**Aim of the exercise**
Copy each line of the following data that contains "image".

**Data excerpts**
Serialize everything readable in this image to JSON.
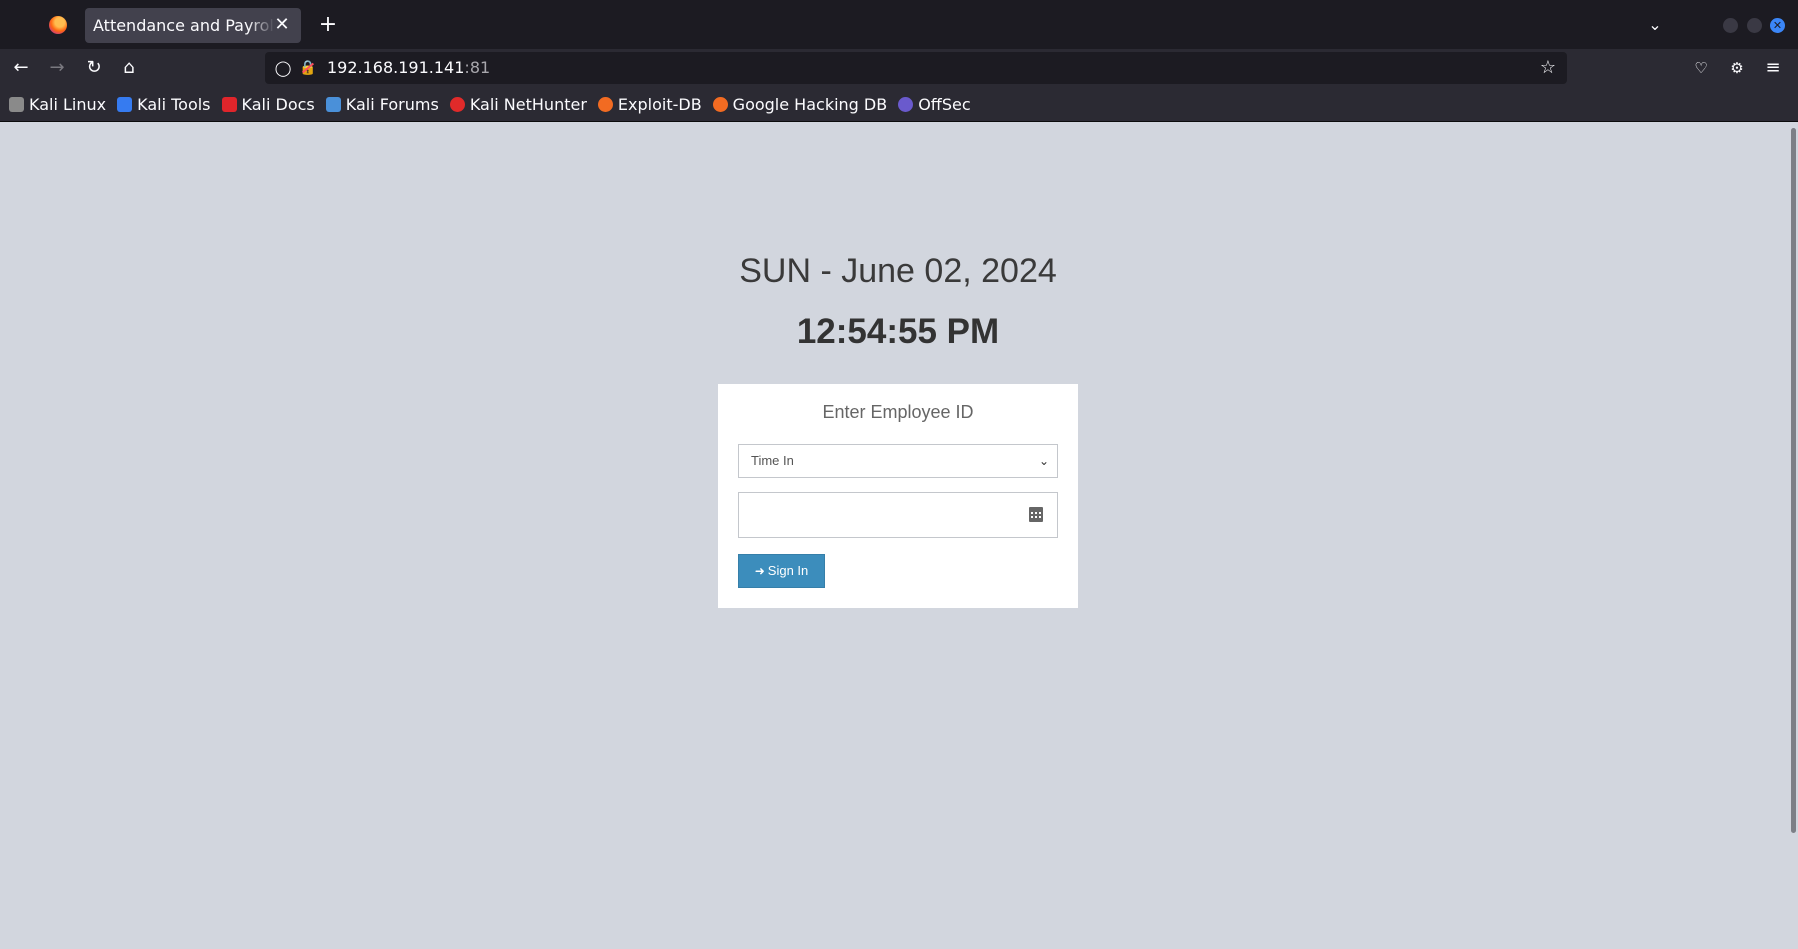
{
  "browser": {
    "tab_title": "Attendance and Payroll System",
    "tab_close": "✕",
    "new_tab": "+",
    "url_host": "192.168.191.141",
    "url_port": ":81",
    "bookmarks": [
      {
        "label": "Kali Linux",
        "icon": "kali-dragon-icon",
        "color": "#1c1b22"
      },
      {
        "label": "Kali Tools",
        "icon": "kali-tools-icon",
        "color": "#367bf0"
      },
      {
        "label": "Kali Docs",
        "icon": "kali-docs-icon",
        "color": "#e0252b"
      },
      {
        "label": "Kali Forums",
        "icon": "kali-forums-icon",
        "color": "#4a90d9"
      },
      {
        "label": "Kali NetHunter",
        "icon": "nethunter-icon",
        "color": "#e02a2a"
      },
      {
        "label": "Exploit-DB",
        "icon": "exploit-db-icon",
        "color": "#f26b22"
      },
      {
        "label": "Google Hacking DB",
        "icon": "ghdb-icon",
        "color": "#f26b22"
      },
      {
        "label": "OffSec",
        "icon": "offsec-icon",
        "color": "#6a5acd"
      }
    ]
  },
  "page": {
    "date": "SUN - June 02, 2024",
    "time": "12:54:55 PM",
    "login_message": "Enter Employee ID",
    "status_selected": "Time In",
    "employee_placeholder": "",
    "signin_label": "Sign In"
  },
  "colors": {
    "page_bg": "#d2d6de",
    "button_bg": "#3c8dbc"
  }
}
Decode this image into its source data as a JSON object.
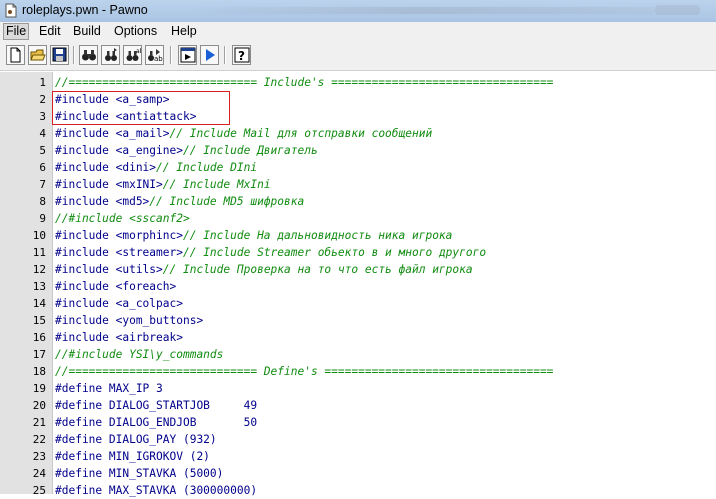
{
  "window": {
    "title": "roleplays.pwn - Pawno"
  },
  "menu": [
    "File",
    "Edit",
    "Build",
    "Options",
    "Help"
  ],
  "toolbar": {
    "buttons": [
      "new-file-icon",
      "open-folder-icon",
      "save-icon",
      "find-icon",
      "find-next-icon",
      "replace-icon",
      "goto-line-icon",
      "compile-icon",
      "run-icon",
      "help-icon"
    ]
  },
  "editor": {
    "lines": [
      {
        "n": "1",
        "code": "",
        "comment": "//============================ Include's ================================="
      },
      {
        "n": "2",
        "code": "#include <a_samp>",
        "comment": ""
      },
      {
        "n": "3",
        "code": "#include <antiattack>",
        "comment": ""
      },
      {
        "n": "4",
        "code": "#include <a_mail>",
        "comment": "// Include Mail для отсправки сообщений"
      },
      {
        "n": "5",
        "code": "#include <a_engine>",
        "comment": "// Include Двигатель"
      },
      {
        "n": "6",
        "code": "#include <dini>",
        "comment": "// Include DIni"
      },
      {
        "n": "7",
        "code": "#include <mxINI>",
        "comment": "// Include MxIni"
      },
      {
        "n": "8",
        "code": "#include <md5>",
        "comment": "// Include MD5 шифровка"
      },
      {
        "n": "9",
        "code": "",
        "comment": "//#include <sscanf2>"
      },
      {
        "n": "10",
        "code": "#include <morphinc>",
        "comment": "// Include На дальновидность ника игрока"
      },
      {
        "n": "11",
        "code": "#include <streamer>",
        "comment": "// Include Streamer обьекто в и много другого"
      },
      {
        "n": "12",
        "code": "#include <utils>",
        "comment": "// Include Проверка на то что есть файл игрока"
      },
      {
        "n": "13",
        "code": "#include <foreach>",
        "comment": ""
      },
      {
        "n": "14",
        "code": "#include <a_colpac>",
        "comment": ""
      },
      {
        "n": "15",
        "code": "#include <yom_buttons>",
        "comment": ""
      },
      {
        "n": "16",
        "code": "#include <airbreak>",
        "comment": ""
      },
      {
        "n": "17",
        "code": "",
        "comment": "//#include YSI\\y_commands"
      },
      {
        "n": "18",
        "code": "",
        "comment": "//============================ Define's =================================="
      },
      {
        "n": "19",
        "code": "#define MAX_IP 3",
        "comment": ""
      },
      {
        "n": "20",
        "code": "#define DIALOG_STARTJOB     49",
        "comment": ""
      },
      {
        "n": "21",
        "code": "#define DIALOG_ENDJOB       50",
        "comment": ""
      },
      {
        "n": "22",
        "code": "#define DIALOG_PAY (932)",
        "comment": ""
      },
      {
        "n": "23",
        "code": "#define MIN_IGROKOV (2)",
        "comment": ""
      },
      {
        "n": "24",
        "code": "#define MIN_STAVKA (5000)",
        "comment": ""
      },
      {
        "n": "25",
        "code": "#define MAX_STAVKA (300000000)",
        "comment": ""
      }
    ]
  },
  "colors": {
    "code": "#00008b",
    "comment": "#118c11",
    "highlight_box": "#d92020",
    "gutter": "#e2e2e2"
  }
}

**Exercise output**
Serialize everything readable in this image to JSON.
Decode this image into its source data as a JSON object.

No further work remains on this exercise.